• DATA SUPPLIED
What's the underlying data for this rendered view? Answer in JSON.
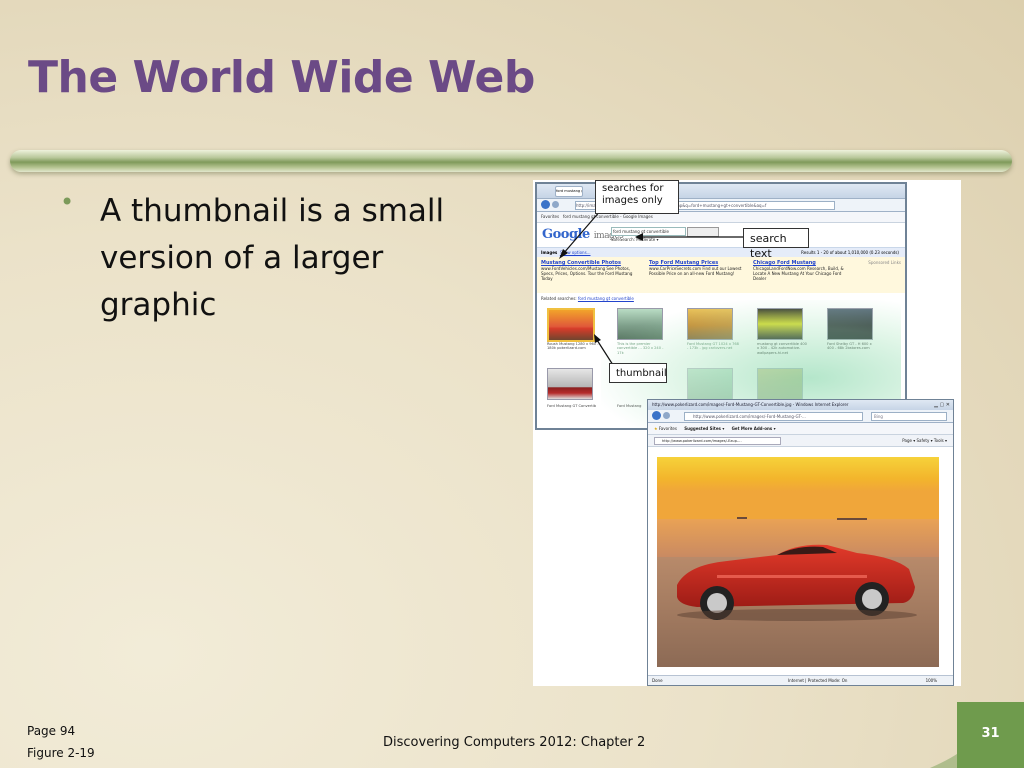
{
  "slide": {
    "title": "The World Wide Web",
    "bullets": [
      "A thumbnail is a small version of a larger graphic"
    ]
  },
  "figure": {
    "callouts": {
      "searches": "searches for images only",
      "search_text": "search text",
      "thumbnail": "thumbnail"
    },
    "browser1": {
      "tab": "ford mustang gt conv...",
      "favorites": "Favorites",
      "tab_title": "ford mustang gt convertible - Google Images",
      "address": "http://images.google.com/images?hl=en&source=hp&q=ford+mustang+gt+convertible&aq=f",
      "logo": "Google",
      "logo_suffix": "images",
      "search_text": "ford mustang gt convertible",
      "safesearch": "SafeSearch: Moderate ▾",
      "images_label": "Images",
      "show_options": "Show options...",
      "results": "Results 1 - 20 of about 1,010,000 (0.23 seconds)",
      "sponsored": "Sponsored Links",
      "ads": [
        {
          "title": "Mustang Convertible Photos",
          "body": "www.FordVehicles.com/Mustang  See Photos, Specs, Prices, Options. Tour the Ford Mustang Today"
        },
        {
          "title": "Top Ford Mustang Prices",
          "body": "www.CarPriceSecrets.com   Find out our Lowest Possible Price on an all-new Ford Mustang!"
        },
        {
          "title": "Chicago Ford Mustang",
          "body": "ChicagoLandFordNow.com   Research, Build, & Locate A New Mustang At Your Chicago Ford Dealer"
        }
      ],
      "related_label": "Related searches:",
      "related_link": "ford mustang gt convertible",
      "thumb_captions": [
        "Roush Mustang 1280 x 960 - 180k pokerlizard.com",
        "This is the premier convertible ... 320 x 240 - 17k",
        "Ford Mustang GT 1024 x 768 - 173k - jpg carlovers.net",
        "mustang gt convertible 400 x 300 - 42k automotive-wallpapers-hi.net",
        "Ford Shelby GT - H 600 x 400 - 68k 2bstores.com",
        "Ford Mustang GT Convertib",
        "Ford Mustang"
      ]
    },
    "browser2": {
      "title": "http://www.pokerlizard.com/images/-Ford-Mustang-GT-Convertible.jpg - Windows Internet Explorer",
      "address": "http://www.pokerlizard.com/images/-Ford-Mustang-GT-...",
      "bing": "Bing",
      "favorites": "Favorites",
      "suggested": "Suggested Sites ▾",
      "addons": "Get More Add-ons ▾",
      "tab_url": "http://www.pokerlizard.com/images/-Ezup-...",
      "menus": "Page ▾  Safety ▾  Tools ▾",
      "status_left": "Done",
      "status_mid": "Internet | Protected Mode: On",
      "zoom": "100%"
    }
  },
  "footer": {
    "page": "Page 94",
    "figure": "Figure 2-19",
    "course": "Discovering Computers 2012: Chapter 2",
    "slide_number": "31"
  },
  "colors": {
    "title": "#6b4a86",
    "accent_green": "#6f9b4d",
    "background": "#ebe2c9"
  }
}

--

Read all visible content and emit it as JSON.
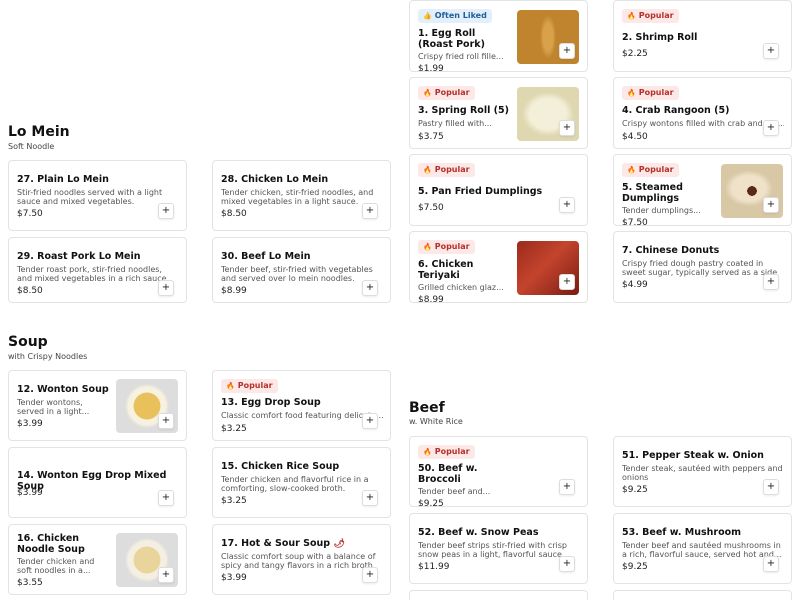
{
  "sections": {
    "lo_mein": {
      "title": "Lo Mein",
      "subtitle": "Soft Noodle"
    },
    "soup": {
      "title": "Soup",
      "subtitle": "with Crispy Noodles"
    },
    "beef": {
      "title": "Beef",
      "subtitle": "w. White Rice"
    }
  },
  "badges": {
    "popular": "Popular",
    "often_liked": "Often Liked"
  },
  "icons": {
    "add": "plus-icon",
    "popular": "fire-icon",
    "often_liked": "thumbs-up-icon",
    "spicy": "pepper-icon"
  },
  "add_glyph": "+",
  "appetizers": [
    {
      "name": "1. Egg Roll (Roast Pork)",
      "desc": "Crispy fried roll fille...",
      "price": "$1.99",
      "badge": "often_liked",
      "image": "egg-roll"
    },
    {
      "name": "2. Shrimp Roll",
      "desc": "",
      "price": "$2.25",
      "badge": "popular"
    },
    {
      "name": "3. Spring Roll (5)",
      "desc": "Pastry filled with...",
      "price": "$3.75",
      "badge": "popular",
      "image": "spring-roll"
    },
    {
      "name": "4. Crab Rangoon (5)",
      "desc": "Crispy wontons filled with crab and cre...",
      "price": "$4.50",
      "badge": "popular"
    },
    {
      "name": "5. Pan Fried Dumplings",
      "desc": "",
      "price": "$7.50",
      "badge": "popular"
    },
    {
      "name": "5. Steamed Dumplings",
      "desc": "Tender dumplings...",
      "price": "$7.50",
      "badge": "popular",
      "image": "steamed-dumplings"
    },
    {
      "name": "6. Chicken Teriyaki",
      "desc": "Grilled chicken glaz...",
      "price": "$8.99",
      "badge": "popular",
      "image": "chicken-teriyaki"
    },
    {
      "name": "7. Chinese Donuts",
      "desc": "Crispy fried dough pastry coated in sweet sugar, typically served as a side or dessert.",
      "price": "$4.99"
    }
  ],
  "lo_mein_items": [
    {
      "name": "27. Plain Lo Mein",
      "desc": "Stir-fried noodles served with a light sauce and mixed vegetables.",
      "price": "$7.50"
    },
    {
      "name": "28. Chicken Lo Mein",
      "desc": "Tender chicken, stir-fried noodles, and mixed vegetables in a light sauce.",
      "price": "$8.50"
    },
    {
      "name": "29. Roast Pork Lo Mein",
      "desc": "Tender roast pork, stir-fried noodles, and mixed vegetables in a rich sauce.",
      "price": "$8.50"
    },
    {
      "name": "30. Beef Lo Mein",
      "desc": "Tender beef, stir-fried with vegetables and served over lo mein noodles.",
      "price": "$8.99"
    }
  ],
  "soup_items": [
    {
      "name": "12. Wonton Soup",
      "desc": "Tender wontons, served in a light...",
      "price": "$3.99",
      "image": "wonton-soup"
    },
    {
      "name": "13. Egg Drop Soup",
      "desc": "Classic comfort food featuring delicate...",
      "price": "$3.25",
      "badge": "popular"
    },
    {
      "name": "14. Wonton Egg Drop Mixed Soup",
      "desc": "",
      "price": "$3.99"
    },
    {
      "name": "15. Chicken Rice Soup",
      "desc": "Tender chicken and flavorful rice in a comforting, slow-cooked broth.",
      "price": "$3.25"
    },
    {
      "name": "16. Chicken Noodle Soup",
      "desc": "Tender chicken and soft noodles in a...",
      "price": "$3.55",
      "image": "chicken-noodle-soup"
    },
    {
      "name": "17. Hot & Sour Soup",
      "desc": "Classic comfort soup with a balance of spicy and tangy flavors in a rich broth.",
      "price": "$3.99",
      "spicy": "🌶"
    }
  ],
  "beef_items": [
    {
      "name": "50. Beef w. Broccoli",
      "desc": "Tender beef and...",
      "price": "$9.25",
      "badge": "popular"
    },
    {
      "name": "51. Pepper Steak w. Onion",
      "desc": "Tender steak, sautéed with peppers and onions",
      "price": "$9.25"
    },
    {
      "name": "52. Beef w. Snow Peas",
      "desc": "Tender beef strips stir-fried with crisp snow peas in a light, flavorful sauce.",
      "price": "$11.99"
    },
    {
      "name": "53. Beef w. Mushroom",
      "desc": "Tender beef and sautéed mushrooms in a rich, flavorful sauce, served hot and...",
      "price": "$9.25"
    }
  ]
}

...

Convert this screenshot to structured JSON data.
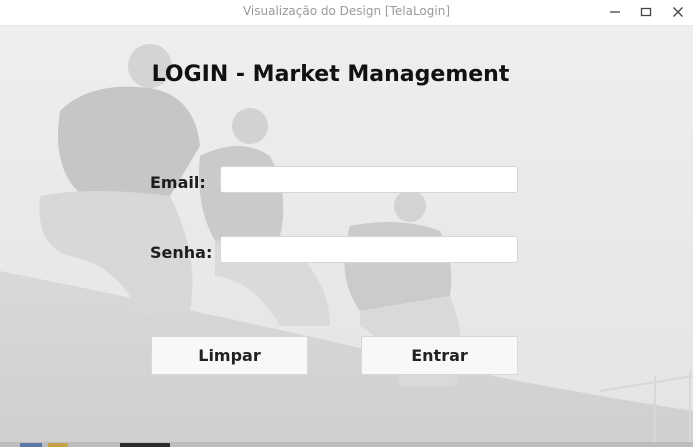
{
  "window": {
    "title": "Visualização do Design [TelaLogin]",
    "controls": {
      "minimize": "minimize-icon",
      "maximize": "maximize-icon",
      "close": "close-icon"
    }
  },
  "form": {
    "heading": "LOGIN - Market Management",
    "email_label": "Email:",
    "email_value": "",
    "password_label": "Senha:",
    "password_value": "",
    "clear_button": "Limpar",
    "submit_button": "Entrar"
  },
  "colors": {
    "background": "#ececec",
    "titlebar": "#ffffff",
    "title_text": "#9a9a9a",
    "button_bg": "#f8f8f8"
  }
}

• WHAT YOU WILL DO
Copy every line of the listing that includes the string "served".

• OUTPUT BELOW
      "desc": "Crispy fried dough pastry coated in sweet sugar, typically served as a side or dessert.",
      "desc": "Stir-fried noodles served with a light sauce and mixed vegetables.",
      "desc": "Tender beef, stir-fried with vegetables and served over lo mein noodles.",
      "desc": "Tender wontons, served in a light...",
      "desc": "Tender beef and sautéed mushrooms in a rich, flavorful sauce, served hot and...",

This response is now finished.